Your instructions
Where the records below show the word "failed" in a line, please copy that line.

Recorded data
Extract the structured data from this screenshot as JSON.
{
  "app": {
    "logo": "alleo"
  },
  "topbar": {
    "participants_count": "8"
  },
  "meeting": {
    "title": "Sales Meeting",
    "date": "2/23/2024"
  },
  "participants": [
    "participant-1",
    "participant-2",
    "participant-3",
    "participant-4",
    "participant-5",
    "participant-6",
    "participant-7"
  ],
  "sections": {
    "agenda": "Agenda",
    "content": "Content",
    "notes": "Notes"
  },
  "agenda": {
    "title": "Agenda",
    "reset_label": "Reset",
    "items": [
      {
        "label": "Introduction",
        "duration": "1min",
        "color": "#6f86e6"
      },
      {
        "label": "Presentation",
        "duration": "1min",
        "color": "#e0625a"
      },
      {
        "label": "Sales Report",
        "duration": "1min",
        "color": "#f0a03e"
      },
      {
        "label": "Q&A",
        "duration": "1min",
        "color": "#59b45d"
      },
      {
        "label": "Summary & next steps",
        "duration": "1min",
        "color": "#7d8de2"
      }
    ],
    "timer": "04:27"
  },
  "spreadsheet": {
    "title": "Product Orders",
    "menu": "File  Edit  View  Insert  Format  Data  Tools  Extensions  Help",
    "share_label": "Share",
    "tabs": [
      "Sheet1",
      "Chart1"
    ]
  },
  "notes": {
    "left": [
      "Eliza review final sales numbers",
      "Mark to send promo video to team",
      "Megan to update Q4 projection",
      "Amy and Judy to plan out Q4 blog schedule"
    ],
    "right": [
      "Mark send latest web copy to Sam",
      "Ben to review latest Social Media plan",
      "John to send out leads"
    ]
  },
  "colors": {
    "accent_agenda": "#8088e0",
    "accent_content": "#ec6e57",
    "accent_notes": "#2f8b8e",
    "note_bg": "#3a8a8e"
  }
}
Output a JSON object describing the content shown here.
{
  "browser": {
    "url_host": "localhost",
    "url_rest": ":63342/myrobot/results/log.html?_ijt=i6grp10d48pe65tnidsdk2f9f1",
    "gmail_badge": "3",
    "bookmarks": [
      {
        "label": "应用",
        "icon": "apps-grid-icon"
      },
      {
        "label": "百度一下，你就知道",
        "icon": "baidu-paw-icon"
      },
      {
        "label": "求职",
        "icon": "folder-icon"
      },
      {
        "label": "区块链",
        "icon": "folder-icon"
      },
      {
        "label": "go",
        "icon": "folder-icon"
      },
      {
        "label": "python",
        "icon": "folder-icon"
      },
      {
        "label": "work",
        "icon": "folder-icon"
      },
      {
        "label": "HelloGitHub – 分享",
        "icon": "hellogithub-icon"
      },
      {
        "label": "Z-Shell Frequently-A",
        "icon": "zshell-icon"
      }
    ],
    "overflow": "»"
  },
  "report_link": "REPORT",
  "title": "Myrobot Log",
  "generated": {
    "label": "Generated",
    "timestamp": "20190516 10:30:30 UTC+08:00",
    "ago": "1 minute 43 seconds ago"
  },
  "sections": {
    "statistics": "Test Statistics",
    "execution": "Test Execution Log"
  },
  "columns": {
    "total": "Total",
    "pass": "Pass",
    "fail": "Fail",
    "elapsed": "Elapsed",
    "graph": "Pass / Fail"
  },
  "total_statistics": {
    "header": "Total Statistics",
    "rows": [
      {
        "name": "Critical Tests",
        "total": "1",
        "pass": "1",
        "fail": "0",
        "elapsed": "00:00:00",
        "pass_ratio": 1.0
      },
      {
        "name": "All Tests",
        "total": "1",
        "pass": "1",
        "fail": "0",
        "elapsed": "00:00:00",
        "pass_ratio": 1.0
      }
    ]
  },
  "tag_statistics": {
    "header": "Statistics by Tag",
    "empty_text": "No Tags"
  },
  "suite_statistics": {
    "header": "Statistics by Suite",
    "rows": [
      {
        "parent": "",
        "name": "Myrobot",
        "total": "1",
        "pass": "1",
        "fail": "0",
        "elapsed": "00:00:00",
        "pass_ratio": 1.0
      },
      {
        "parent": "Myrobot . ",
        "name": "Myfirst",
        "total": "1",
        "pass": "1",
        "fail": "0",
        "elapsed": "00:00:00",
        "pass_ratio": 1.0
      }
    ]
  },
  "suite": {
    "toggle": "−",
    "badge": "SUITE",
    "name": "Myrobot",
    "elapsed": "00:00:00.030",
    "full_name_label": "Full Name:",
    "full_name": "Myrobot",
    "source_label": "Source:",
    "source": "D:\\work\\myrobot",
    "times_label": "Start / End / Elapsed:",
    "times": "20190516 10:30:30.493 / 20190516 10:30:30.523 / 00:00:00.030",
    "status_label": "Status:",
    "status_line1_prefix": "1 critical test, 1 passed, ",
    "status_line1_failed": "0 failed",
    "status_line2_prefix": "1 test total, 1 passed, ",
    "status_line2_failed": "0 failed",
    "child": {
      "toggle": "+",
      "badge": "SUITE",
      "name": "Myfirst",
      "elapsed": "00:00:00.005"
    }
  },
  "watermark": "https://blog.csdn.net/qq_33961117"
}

Solution for this problem
    "status_line1_failed": "0 failed",
    "status_line2_failed": "0 failed",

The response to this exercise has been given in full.